| Exercise directions |
For the data that follows, return each line unchanged and drop the pictures.

| Source data |

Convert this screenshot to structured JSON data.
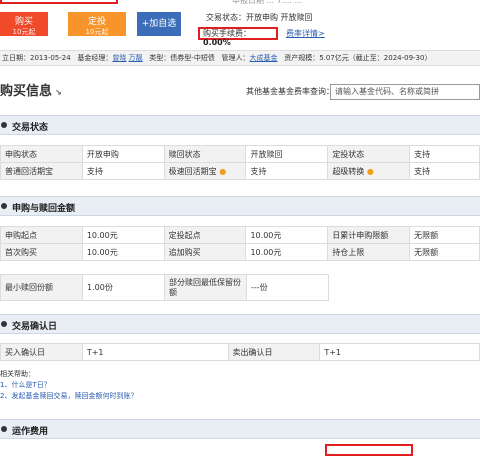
{
  "header": {
    "buy_button": {
      "label": "购买",
      "sub": "10元起"
    },
    "plan_button": {
      "label": "定投",
      "sub": "10元起"
    },
    "add_button": "+加自选",
    "trade_status": "交易状态：开放申购    开放赎回",
    "fee_label": "购买手续费：",
    "fee_value": "0.00%",
    "fee_detail_link": "费率详情>",
    "partial_top": "申报日期 ... 7.... ..."
  },
  "info_bar": {
    "established": "立日期：2013-05-24",
    "manager_label": "基金经理：",
    "managers": [
      "曾晓",
      "万靓"
    ],
    "type": "类型：债券型-中短债",
    "custodian_label": "管理人：",
    "custodian": "大成基金",
    "asset": "资产规模：5.07亿元（截止至：2024-09-30）"
  },
  "page_title": "购买信息",
  "search": {
    "label": "其他基金基金费率查询：",
    "placeholder": "请输入基金代码、名称或简拼"
  },
  "trade_status_section": {
    "title": "交易状态",
    "rows": [
      [
        "申购状态",
        "开放申购",
        "赎回状态",
        "开放赎回",
        "定投状态",
        "支持"
      ],
      [
        "普通回活期宝",
        "支持",
        "极速回活期宝",
        "支持",
        "超级转换",
        "支持"
      ]
    ]
  },
  "amount_section": {
    "title": "申购与赎回金额",
    "rows": [
      [
        "申购起点",
        "10.00元",
        "定投起点",
        "10.00元",
        "日累计申购限额",
        "无限额"
      ],
      [
        "首次购买",
        "10.00元",
        "追加购买",
        "10.00元",
        "持仓上限",
        "无限额"
      ]
    ],
    "redeem_row": [
      "最小赎回份额",
      "1.00份",
      "部分赎回最低保留份额",
      "---份"
    ]
  },
  "confirm_section": {
    "title": "交易确认日",
    "row": [
      "买入确认日",
      "T+1",
      "卖出确认日",
      "T+1"
    ],
    "help_title": "相关帮助：",
    "help_items": [
      "1、什么是T日？",
      "2、发起基金赎回交易，赎回金额何时到账？"
    ]
  },
  "ops_section": {
    "title": "运作费用"
  },
  "colors": {
    "buy": "#f04a2b",
    "plan": "#f7942c",
    "add": "#3b6db8",
    "highlight": "#e02020",
    "link": "#2a5db0"
  }
}
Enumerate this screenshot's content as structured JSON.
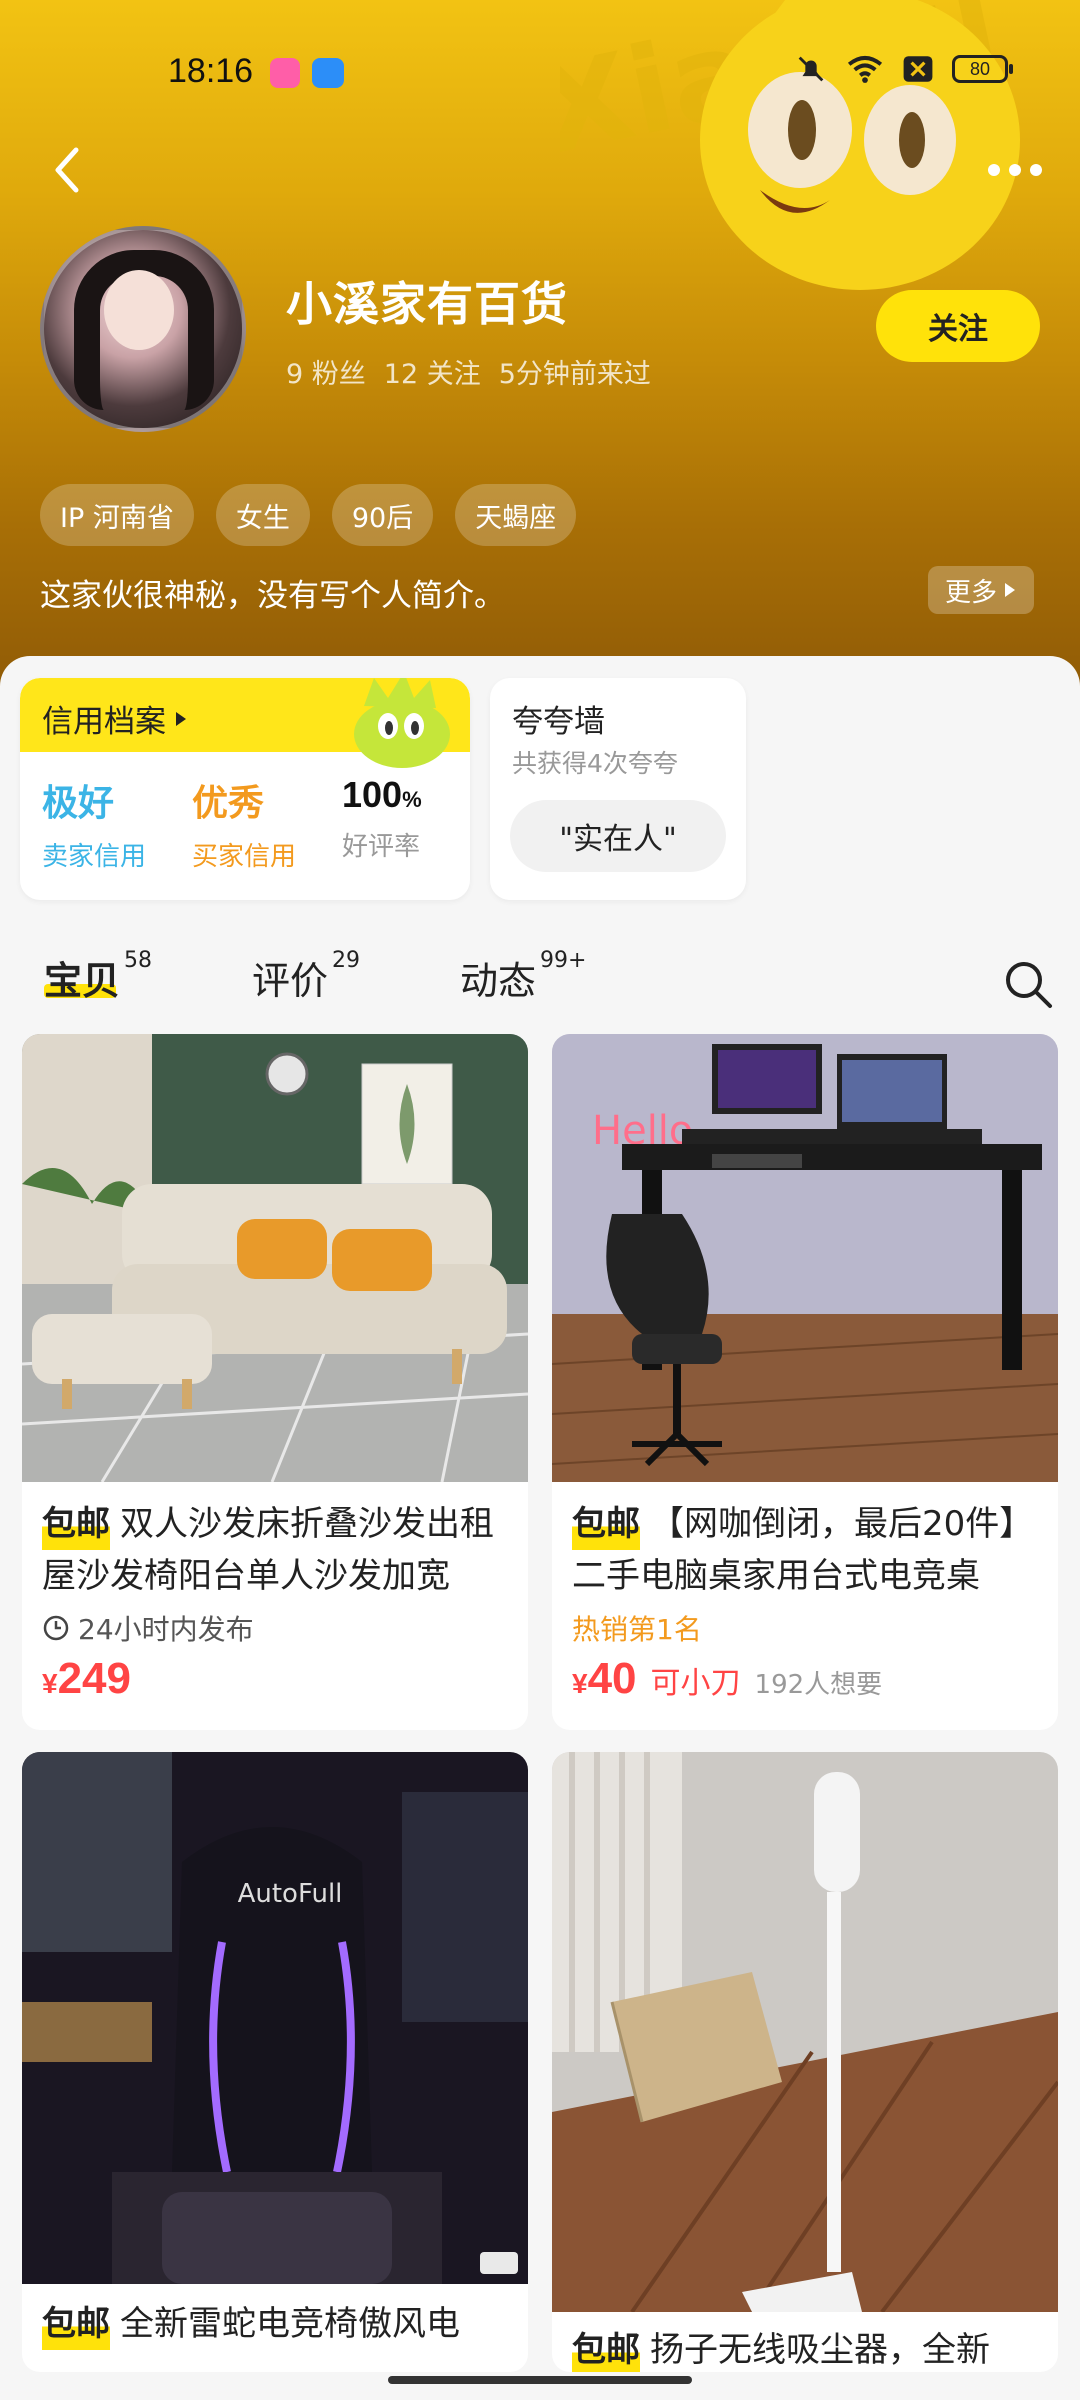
{
  "status_bar": {
    "time": "18:16",
    "battery": "80"
  },
  "profile": {
    "name": "小溪家有百货",
    "fans": "9 粉丝",
    "following": "12 关注",
    "last_seen": "5分钟前来过",
    "follow_label": "关注",
    "tags": [
      "IP 河南省",
      "女生",
      "90后",
      "天蝎座"
    ],
    "bio": "这家伙很神秘，没有写个人简介。",
    "more_label": "更多"
  },
  "credit": {
    "title": "信用档案",
    "seller_value": "极好",
    "seller_label": "卖家信用",
    "buyer_value": "优秀",
    "buyer_label": "买家信用",
    "rate_value": "100",
    "rate_unit": "%",
    "rate_label": "好评率"
  },
  "praise": {
    "title": "夸夸墙",
    "subtitle": "共获得4次夸夸",
    "pill": "\"实在人\""
  },
  "tabs": [
    {
      "label": "宝贝",
      "count": "58"
    },
    {
      "label": "评价",
      "count": "29"
    },
    {
      "label": "动态",
      "count": "99+"
    }
  ],
  "products": [
    {
      "badge": "包邮",
      "title": "双人沙发床折叠沙发出租屋沙发椅阳台单人沙发加宽",
      "meta": "24小时内发布",
      "price": "249",
      "currency": "¥"
    },
    {
      "badge": "包邮",
      "title": "【网咖倒闭，最后20件】二手电脑桌家用台式电竞桌",
      "meta": "热销第1名",
      "price": "40",
      "currency": "¥",
      "bargain": "可小刀",
      "wants": "192人想要"
    },
    {
      "badge": "包邮",
      "title": "全新雷蛇电竞椅傲风电",
      "chair_brand": "AutoFull"
    },
    {
      "badge": "包邮",
      "title": "扬子无线吸尘器，全新"
    }
  ],
  "colors": {
    "accent_yellow": "#ffe20a",
    "price_red": "#ff4444",
    "seller_blue": "#3bb4e6",
    "buyer_orange": "#f39a1e",
    "hot_orange": "#f39a1e"
  }
}
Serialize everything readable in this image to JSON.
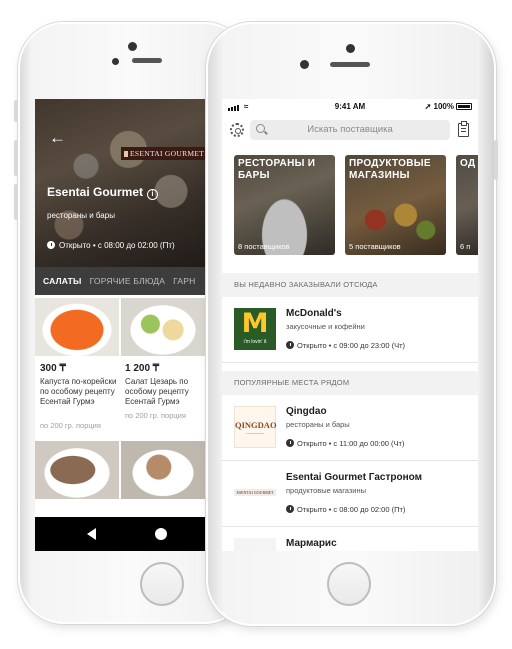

| Answer space |
Convert this screenshot to structured JSON data.
{
  "header": {
    "buy_button": {
      "label": "购买",
      "sub": "10元起"
    },
    "plan_button": {
      "label": "定投",
      "sub": "10元起"
    },
    "add_button": "+加自选",
    "trade_status": "交易状态：开放申购    开放赎回",
    "fee_label": "购买手续费：",
    "fee_value": "0.00%",
    "fee_detail_link": "费率详情>",
    "partial_top": "申报日期 ... 7.... ..."
  },
  "info_bar": {
    "established": "立日期：2013-05-24",
    "manager_label": "基金经理：",
    "managers": [
      "曾晓",
      "万靓"
    ],
    "type": "类型：债券型-中短债",
    "custodian_label": "管理人：",
    "custodian": "大成基金",
    "asset": "资产规模：5.07亿元（截止至：2024-09-30）"
  },
  "page_title": "购买信息",
  "search": {
    "label": "其他基金基金费率查询：",
    "placeholder": "请输入基金代码、名称或简拼"
  },
  "trade_status_section": {
    "title": "交易状态",
    "rows": [
      [
        "申购状态",
        "开放申购",
        "赎回状态",
        "开放赎回",
        "定投状态",
        "支持"
      ],
      [
        "普通回活期宝",
        "支持",
        "极速回活期宝",
        "支持",
        "超级转换",
        "支持"
      ]
    ]
  },
  "amount_section": {
    "title": "申购与赎回金额",
    "rows": [
      [
        "申购起点",
        "10.00元",
        "定投起点",
        "10.00元",
        "日累计申购限额",
        "无限额"
      ],
      [
        "首次购买",
        "10.00元",
        "追加购买",
        "10.00元",
        "持仓上限",
        "无限额"
      ]
    ],
    "redeem_row": [
      "最小赎回份额",
      "1.00份",
      "部分赎回最低保留份额",
      "---份"
    ]
  },
  "confirm_section": {
    "title": "交易确认日",
    "row": [
      "买入确认日",
      "T+1",
      "卖出确认日",
      "T+1"
    ],
    "help_title": "相关帮助：",
    "help_items": [
      "1、什么是T日？",
      "2、发起基金赎回交易，赎回金额何时到账？"
    ]
  },
  "ops_section": {
    "title": "运作费用"
  },
  "colors": {
    "buy": "#f04a2b",
    "plan": "#f7942c",
    "add": "#3b6db8",
    "highlight": "#e02020",
    "link": "#2a5db0"
  }
}
Enumerate this screenshot's content as structured JSON.
{
  "status_bar": {
    "time": "18:16",
    "battery": "80"
  },
  "profile": {
    "name": "小溪家有百货",
    "fans": "9 粉丝",
    "following": "12 关注",
    "last_seen": "5分钟前来过",
    "follow_label": "关注",
    "tags": [
      "IP 河南省",
      "女生",
      "90后",
      "天蝎座"
    ],
    "bio": "这家伙很神秘，没有写个人简介。",
    "more_label": "更多"
  },
  "credit": {
    "title": "信用档案",
    "seller_value": "极好",
    "seller_label": "卖家信用",
    "buyer_value": "优秀",
    "buyer_label": "买家信用",
    "rate_value": "100",
    "rate_unit": "%",
    "rate_label": "好评率"
  },
  "praise": {
    "title": "夸夸墙",
    "subtitle": "共获得4次夸夸",
    "pill": "\"实在人\""
  },
  "tabs": [
    {
      "label": "宝贝",
      "count": "58"
    },
    {
      "label": "评价",
      "count": "29"
    },
    {
      "label": "动态",
      "count": "99+"
    }
  ],
  "products": [
    {
      "badge": "包邮",
      "title": "双人沙发床折叠沙发出租屋沙发椅阳台单人沙发加宽",
      "meta": "24小时内发布",
      "price": "249",
      "currency": "¥"
    },
    {
      "badge": "包邮",
      "title": "【网咖倒闭，最后20件】二手电脑桌家用台式电竞桌",
      "meta": "热销第1名",
      "price": "40",
      "currency": "¥",
      "bargain": "可小刀",
      "wants": "192人想要"
    },
    {
      "badge": "包邮",
      "title": "全新雷蛇电竞椅傲风电",
      "chair_brand": "AutoFull"
    },
    {
      "badge": "包邮",
      "title": "扬子无线吸尘器，全新"
    }
  ],
  "colors": {
    "accent_yellow": "#ffe20a",
    "price_red": "#ff4444",
    "seller_blue": "#3bb4e6",
    "buyer_orange": "#f39a1e",
    "hot_orange": "#f39a1e"
  }
}
Serialize everything readable in this image to JSON.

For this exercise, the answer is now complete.